Midwest Living Review
It's typical for a few jaws to drop when chef Scott Baker hands out recipes for an ambitious French cooking session. How do you accomplish seafood crepes, Lyonnaise salad with poached eggs, French gougeres (an airy popoverlike biscuit), steak, creamy potato gratin, green beans in walnut butter and French baguettes in two to three hours? Teamwork. Baker's expertise and timing, along with a support staff on dirty-dish patrol, can make it happen and leave enough time to craft a complex lemon-almond roll with Riesling-poached rhubarb. The key -- even with amateurs bumbling around an unfamiliar kitchen -- is to divide and conquer with several workstations. This is no demonstration class, but rather hands-on learning. Baker coaches students in the art of easy slicing, delicate poaching, flipping crepes, searing meat, piping frosting, stirring sauces and even throwing things out and starting over, if needed. The meal comes together with a flash, as he helps ignite a pan of cognac for steak au poirve. Then comes the best part: Eating it all. A long table everyone to eat at really added to the experience. Leave room for desserts: They may look too pretty to eat, but they're too enticing to resist. The resort website lists upcoming class themes, which may include crepes, French tarts, hand-dipped chocolates, seafood, soups and stocks, or a Thanksgiving feast that takes traditional foods to a new level.
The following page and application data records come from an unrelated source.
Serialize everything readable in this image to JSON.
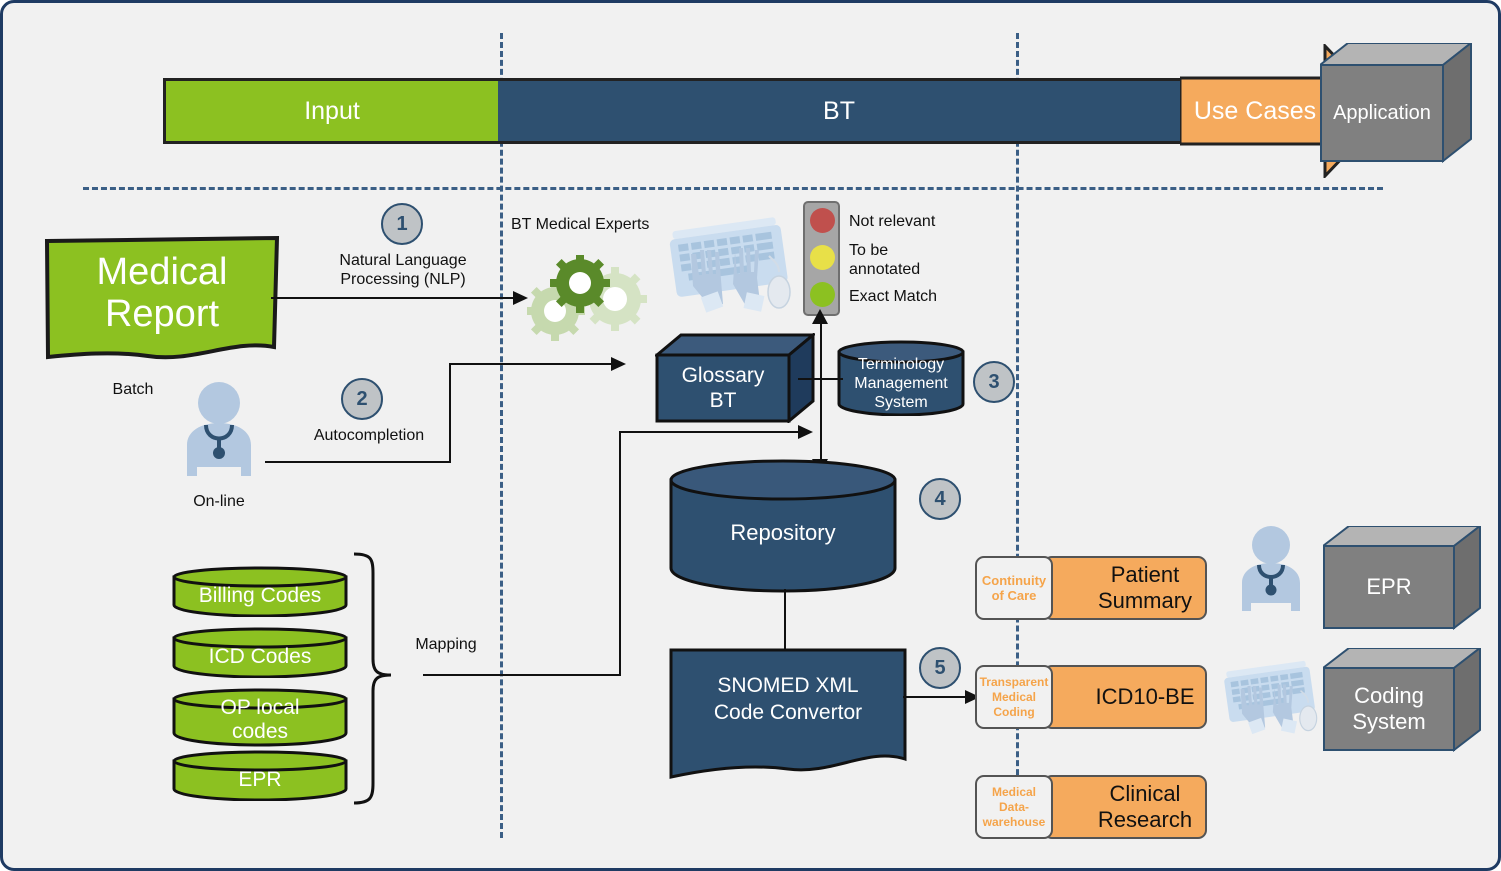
{
  "banner": {
    "input_label": "Input",
    "bt_label": "BT",
    "use_cases_label": "Use Cases",
    "colors": {
      "input": "#8cc121",
      "bt": "#2e5070",
      "use_cases": "#f5aa5d",
      "outline": "#222222"
    }
  },
  "application_box": {
    "label": "Application"
  },
  "input_section": {
    "medical_report": {
      "label": "Medical\nReport",
      "line1": "Medical",
      "line2": "Report"
    },
    "batch_label": "Batch",
    "online_label": "On-line",
    "step1": {
      "number": "1",
      "label_line1": "Natural Language",
      "label_line2": "Processing (NLP)"
    },
    "step2": {
      "number": "2",
      "label": "Autocompletion"
    },
    "mapping_label": "Mapping",
    "code_sources": [
      {
        "label": "Billing Codes"
      },
      {
        "label": "ICD Codes"
      },
      {
        "label": "OP local\ncodes",
        "line1": "OP local",
        "line2": "codes"
      },
      {
        "label": "EPR"
      }
    ]
  },
  "bt_section": {
    "medical_experts_label": "BT Medical Experts",
    "glossary": {
      "line1": "Glossary",
      "line2": "BT"
    },
    "terminology_management_system": {
      "line1": "Terminology",
      "line2": "Management",
      "line3": "System"
    },
    "repository": {
      "label": "Repository"
    },
    "snomed_converter": {
      "line1": "SNOMED XML",
      "line2": "Code Convertor"
    },
    "step3": {
      "number": "3"
    },
    "step4": {
      "number": "4"
    },
    "step5": {
      "number": "5"
    },
    "legend": {
      "items": [
        {
          "color": "#c0504d",
          "label": "Not relevant",
          "line1": "Not relevant",
          "line2": ""
        },
        {
          "color": "#e8e048",
          "label": "To be annotated",
          "line1": "To be",
          "line2": "annotated"
        },
        {
          "color": "#8cc121",
          "label": "Exact Match",
          "line1": "Exact Match",
          "line2": ""
        }
      ]
    }
  },
  "use_cases_section": {
    "rows": [
      {
        "tag_line1": "Continuity",
        "tag_line2": "of Care",
        "tag_line3": "",
        "title_line1": "Patient",
        "title_line2": "Summary"
      },
      {
        "tag_line1": "Transparent",
        "tag_line2": "Medical",
        "tag_line3": "Coding",
        "title_line1": "ICD10-BE",
        "title_line2": ""
      },
      {
        "tag_line1": "Medical",
        "tag_line2": "Data-",
        "tag_line3": "warehouse",
        "title_line1": "Clinical",
        "title_line2": "Research"
      }
    ]
  },
  "application_section": {
    "systems": [
      {
        "line1": "EPR",
        "line2": ""
      },
      {
        "line1": "Coding",
        "line2": "System"
      }
    ]
  },
  "icons": {
    "gears": "gears-icon",
    "hands_keyboard": "hands-on-keyboard-icon",
    "doctor": "doctor-avatar-icon",
    "traffic_light": "traffic-light-icon"
  }
}
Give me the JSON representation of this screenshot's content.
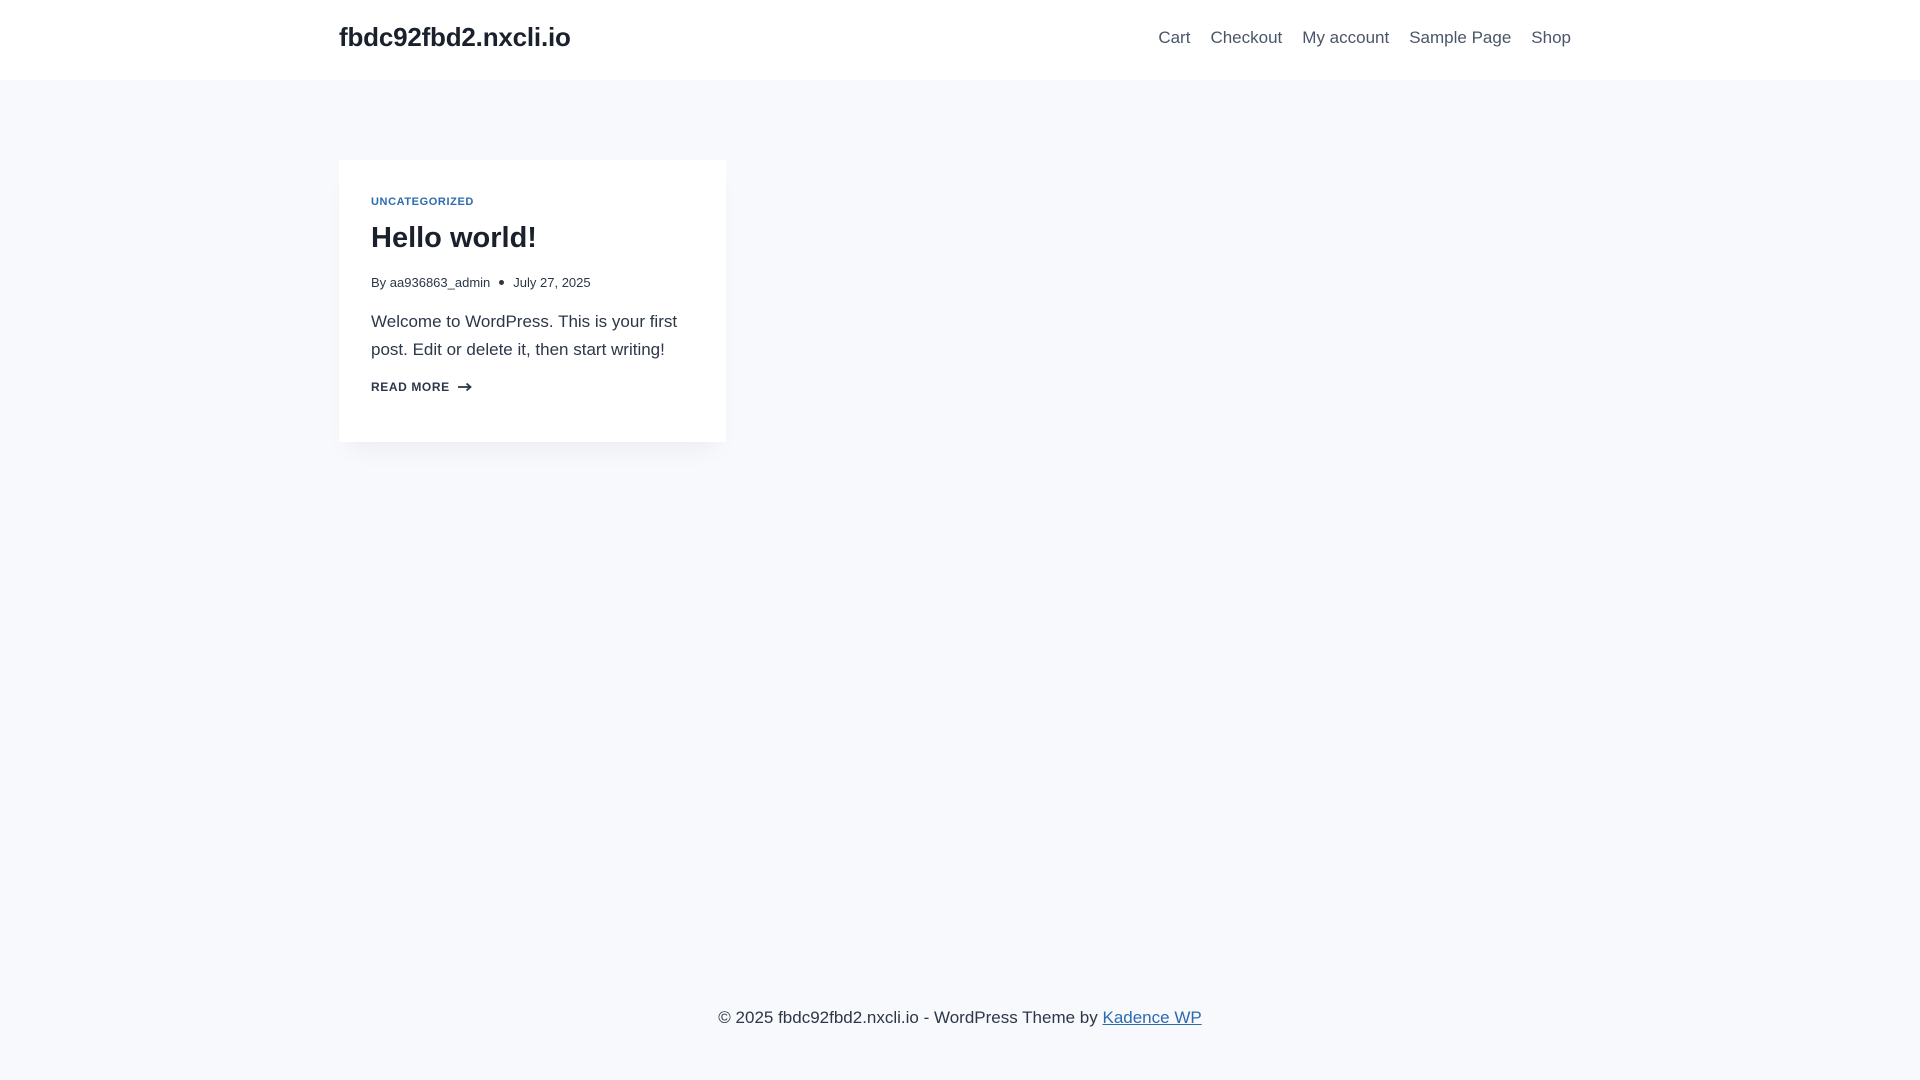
{
  "header": {
    "site_title": "fbdc92fbd2.nxcli.io",
    "nav": [
      {
        "label": "Cart"
      },
      {
        "label": "Checkout"
      },
      {
        "label": "My account"
      },
      {
        "label": "Sample Page"
      },
      {
        "label": "Shop"
      }
    ]
  },
  "post": {
    "category": "UNCATEGORIZED",
    "title": "Hello world!",
    "author_prefix": "By",
    "author": "aa936863_admin",
    "date": "July 27, 2025",
    "excerpt": "Welcome to WordPress. This is your first post. Edit or delete it, then start writing!",
    "read_more": "READ MORE",
    "read_more_icon": "arrow-right-icon"
  },
  "footer": {
    "text": "© 2025 fbdc92fbd2.nxcli.io - WordPress Theme by ",
    "link_label": "Kadence WP"
  },
  "colors": {
    "background": "#f7f9fc",
    "accent": "#2b6cb0",
    "heading": "#1a202c"
  }
}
Classes range from $125 for half-day workshops to $350 for two-day workshops.